The hymn to Christ in verses 15-20 is the heart of this text. Unfortunately for children, it is filled with so many pronouns and interchangeable names for Jesus that it is hard to follow. Choosing to read either Today’s English Version or The Contemporary English Version rather than the King James or NRSV may help. But, even they need to be interpreted. The hymn boils down to six statements about Jesus. Children will recognize some of them and be interested in exploring them as a set of ideas about Jesus.
Jesus is God made visible.
Jesus is better than anyone else or anything else in all creation.
God made the world through Jesus and for Jesus.
Jesus (and God) existed before anything else.
Jesus is the head of the church and what keeps it alive.
God forgave us through Jesus’ death on the cross.
If you must offer a children’s time, invite the children to join you with the big Bible from the front of the church. Introduce the text as a song about Jesus that the very first Christians sang. Pause in your reading to put each big idea about Jesus in your own words. You might want to reread this without interruptions later or this might be the epistle reading for the day.
No matter which translation of this song you use, three names appear – Jesus, Christ, and Son. Before reading the text, point out these names and briefly explain each one. To add a visual, present each name on a poster that can be left in full view during the reading.
Jesus is the name his family and friends called Jesus – like Susan or Lu.

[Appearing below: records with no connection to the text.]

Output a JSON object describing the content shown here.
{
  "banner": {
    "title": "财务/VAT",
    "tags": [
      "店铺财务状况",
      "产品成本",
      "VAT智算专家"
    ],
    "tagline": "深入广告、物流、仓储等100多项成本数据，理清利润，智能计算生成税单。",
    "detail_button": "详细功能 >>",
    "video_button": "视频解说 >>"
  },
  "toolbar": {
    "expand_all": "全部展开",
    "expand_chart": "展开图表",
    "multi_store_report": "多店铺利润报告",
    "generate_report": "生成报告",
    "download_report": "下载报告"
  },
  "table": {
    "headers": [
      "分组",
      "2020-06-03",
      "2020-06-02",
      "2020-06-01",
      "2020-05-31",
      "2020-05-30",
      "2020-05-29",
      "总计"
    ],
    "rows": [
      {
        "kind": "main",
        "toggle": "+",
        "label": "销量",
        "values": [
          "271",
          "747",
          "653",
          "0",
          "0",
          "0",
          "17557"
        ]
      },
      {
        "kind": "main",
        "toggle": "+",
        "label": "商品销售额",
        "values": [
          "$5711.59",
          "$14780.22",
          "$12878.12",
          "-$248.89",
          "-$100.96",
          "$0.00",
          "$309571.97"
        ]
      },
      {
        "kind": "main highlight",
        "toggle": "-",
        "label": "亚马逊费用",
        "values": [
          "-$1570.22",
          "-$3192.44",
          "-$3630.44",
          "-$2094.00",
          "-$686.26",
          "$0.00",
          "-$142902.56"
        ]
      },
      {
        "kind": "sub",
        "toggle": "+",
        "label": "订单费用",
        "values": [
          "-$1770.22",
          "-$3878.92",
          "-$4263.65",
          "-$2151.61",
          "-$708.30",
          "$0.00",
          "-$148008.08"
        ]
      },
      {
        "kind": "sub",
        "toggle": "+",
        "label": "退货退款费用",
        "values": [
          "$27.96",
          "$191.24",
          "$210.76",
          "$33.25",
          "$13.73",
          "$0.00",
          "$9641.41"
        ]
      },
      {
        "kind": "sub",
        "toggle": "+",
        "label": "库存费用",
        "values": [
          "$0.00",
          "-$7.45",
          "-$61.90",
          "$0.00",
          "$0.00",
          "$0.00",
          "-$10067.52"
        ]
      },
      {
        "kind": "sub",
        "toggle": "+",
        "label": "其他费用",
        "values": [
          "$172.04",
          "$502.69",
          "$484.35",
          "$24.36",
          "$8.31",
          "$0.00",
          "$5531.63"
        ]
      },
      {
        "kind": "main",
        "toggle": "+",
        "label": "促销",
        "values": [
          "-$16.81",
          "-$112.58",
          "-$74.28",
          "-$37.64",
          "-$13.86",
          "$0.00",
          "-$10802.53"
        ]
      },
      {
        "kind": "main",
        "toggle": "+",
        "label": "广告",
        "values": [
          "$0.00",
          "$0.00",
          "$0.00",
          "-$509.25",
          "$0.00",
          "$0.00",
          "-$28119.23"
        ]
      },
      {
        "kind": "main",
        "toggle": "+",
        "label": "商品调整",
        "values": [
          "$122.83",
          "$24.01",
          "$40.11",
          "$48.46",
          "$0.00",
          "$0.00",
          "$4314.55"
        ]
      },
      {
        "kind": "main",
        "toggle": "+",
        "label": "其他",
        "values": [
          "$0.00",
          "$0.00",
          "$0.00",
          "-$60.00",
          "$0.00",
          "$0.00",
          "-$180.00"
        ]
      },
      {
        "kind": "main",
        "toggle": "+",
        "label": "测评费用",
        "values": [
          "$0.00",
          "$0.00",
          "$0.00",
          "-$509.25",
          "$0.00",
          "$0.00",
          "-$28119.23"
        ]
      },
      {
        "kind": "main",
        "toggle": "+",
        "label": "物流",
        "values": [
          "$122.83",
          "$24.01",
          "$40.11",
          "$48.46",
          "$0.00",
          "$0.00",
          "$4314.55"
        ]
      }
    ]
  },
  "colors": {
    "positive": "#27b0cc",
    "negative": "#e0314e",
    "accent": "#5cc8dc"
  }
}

Christ is actually a title rather than a name. It is not Jesus’ last name (a common misperception among children). The title means God’s Chosen One and applies only to Jesus.
Jesus is called God’s Son or simply the Son. Just as people say of a son that he is just like his father, people say of Jesus that he not only is like God but is God in human form.
The text refers to Jesus at both the beginning and end of time. If there are Alpha and Omega symbols on today’s paraments or elsewhere in the sanctuary, point them out and explain them. Enjoy the children’s question “but what came before that…” and the mysterious answer that before anything there was God and Christ. And, after everything there will be God and Christ.
Luke’s account of the crucifixion centers on Jesus’ forgiving those who crucified him and the thief who asked for forgiveness. On this Sunday it emphasizes Christ’s work forgiving us. In children’s stories kings don’t have to forgive. But, King Jesus, the king of the universe, chooses to forgive us at great cost to himself.
It is a good day for worship education about confession and assurance of pardon as they are practiced in your worship. Point to that section of worship in a bulletin. Walk worshipers through the prayers and responses, putting things in your own words as you go.
In my congregation it would go something like this: We say together that we all know we do things that are sinful, then in the silence we each tell God some of the bad stuff we have done in the last week. We ask God to forgive us and then hear the minister remind us that God will forgive us. We respond with a happy song thinking God for forgiving us and shake hands to “pass the peace” that we get from God to those sitting around us.
Rehearse any standard responses or refrains together. For example, explain that “Kyrie Eleison” means “Christ have mercy” or “Christ forgive us,” then sing it through once.
To emphasize the purpose of the prayer of confession, create a responsive prayer. The congregation’s response to each plea is “Christ, forgive us.”